A book review of Ulitmate Crush: Waseda University Rugby, Leadership and Building the Strongest Winning Team in Japan Katsuyuki Kiyomiya translated by Ian Ruxton. The Japanese love slogans. Ultimate Crush, which was coined for the Waseda University rugby team, translates differently according to the dialect used*, but the core meaning of “overwhelming victory” is clear. MORE
Fun game to coach core rugby skills
How to play Tiger Tails
- Each tiger has a tag belt or “tail” tucked into the back of their shorts. The tail must be visible so that other tigers can grab it.
- The tigers run around inside the playing area, collecting each other’s tails by pulling them out of another tiger’s shorts.
When a tiger collects a tail they add it to their own in their shorts. Other tigers can now collect however many tails they have.
- If a tail drops to the floor, any tiger can collect it. However, the first to touch the tail wins it to avoid a tug-of-war.
- Tigers cannot grip their tail to stop it being collected. They need to protect their tail by sprinting away, turning, using evasion skills and screening instead.
- The game can be played to a time limit (two minutes, for example) and see which tiger has the most tails at the end.
Set up game
Prepare a 40m by 30m playing area or small gym/games hall. Use tag belts (if available) or old bibs or strips of material for the tails. Player numbers can extend to a class or squad size.
The tiger with the most tails in their shorts wins.
What to call out
- “Look for space and move into it.”
- “Take short steps when changing direction.”
- “Keep your head up to see what’s going on.”

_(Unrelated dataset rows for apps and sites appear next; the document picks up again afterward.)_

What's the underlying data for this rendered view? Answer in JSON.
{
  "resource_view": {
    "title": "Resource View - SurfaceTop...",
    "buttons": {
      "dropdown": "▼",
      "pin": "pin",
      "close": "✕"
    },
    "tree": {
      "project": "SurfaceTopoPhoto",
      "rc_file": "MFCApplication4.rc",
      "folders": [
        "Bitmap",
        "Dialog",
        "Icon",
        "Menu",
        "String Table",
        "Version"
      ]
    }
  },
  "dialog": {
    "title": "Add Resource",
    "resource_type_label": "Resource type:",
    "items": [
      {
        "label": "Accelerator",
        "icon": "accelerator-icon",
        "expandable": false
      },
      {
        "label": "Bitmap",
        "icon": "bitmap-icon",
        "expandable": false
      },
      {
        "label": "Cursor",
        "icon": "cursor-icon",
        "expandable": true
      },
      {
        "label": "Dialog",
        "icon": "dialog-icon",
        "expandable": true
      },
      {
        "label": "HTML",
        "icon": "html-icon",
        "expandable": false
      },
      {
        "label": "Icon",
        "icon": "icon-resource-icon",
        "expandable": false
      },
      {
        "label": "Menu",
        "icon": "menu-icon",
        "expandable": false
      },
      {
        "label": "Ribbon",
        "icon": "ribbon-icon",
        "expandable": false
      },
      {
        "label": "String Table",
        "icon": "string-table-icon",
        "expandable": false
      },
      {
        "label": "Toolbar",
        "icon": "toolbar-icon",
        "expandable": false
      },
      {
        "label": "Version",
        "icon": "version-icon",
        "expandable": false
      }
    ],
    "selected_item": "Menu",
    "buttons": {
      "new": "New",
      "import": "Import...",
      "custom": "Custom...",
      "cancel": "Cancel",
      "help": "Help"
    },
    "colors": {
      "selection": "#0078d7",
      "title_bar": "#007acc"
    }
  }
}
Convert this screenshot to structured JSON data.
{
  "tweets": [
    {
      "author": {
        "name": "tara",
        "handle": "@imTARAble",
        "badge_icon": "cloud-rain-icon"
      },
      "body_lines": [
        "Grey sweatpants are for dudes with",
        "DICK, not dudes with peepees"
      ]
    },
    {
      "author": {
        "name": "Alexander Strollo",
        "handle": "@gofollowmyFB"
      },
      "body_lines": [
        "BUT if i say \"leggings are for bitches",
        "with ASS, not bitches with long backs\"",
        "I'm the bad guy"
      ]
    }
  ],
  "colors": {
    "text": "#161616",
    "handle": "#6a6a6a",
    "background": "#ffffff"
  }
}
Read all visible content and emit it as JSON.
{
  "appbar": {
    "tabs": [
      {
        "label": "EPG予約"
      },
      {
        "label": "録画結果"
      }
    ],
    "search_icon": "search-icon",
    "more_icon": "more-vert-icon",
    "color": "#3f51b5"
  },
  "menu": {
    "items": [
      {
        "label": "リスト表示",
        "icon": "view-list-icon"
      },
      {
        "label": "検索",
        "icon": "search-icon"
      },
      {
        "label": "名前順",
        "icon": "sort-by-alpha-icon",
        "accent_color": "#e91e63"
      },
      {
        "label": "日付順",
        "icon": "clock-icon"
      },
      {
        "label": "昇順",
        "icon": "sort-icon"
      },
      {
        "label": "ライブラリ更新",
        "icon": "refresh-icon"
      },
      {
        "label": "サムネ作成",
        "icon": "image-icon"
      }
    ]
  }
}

For more games to coach rugby skills for young players, order a copy of Fun Mini Rugby Games, the easy-to-follow manual that helps you introduce the essential core rugby skills to young children in a fun, safe way.